Some of the best benefits of social platforms are the ability to share ideas and make connections. My article last week on nonprofit office space resonated with many, and so we highlight some of that discussion here.
Otto Beatty, a local entrepreneur, attorney, and business advisor, elevated the conversation on tax deductibility of landlords/building owners offering space at below market rate. Amy Ciminello-Sauner, CPA at Plante & Moran, weighed in to offer clarity. The bottom line is, “for IRS purposes, free/discounted rent is nondeductible for federal income tax purposes.” There may be property tax benefits depending on the state, but the incentive isn’t in the tax code, it’s in meeting community need.
Omar Elhagmusa, Senior Leader at IFF, challenged the assumption that nonprofits have to “depend on the goodwill of landlords,” because ownership of real estate can be a powerful tool. He’s right. While owning property isn’t always the right answer, it can be a game changer.

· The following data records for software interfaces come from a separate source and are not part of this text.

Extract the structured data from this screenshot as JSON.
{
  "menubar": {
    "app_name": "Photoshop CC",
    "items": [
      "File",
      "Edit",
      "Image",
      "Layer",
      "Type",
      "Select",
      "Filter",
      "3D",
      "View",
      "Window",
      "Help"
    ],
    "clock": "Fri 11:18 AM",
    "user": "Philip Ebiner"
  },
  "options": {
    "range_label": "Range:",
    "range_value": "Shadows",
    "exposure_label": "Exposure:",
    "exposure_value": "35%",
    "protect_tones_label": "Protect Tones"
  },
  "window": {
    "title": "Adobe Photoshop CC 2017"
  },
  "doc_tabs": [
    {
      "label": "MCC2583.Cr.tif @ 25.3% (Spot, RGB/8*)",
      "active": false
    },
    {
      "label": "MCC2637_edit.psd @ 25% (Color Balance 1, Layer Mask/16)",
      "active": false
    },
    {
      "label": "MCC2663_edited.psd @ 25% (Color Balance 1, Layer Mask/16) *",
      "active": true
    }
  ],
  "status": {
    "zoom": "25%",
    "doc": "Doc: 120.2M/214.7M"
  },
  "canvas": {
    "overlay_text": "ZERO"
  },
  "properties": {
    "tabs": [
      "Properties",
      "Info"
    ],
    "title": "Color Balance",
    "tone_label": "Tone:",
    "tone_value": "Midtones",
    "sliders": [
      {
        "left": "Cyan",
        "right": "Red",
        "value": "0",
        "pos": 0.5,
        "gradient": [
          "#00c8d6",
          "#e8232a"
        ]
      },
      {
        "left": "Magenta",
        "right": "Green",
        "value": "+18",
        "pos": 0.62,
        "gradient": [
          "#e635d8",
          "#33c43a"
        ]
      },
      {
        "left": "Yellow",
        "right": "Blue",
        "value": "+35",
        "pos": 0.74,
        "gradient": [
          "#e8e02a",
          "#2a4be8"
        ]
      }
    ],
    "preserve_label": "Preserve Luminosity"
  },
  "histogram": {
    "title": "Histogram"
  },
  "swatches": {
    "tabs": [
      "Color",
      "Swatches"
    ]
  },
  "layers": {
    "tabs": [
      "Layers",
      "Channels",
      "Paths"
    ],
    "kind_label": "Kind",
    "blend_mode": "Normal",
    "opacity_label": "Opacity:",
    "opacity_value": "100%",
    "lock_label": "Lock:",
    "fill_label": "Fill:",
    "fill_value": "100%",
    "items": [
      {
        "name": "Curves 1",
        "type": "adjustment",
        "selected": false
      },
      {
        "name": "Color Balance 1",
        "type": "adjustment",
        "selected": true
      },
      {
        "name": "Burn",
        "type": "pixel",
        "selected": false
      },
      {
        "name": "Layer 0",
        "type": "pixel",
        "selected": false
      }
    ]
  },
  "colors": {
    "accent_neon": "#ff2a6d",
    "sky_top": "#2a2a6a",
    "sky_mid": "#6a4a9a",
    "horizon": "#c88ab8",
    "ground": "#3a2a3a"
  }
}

I was reminded of MadLab, a small nonprofit theatre based in downtown Columbus and one of our former clients. Their venue was leased. It was funky but it worked, and they put a lot of sweat equity into making it their own. About 11 years ago, they lost their space because the building owner had more lucrative options. The leadership at MadLab decided to take control and buy their own theatre. I did not think it was feasible but their leadership, including Jennifer Barlup, was steadfast in their belief. To their total credit, they found a downtown location that was visible, accessible, and affordable. A decade later, they own a building, control their own destiny, and given property values, certainly must have tremendous equity that can be used to advance their mission. They continue to be an artistic haven for the creation and experience of original works, and building ownership is a big part of their story.
Two big ideas were offered:
1. Otto Beatty suggested, “Someone should match up vacant space and the 100s of qualifying non-profits who need it.”
A centralized listing would take work but could be a tremendous asset in the long term. Is this something that the Columbus Board of Realtors leads? Or maybe a funder? To all those involved in the real estate and nonprofit sectors, tell us your thoughts. What are potential solutions?
2. Christopher Norman, Development & Media Strategy Consultant at QMA/Norman Associates, proposed, “An idea would be to establish nonprofit centers within purchased buildings owned in trust. Who among my esteemed colleagues would be interested in investigating this option with me?”
My immediate thought when I read Christopher’s comment was Reeb Avenue Center, which is owned by the City of Columbus but managed by its own nonprofit board. Fourteen nonprofits are housed in the historic building dedicated to building prosperity on the South Side. The Reeb story is powerful, and certainly can serve as an inspiration to Christopher’s call to action. Who wants to join him in taking the idea further?
Amy Bodiker Baskes, a fundraising and philanthropy consultant, lifted up the Jefferson Avenue Center, which has been leading the way for decades with centralized ownership and management of properties for the benefit of the nonprofit sector. Katharine Moore, Executive Director, is furthering their mission with the development of The Good Haus and I can’t wait to see what they do next.
On any given day, I am inspired. On this Valentine’s Day, my heart is full. Thank you to all who posed questions, offered insight, and shared comments. As a company, our goal is to support the heart and hard work of nonprofits.
Together, in this smart and open city that we call home, we can create lasting change.
Article by: Kerri Laubenthal Mollard, Founder & CEO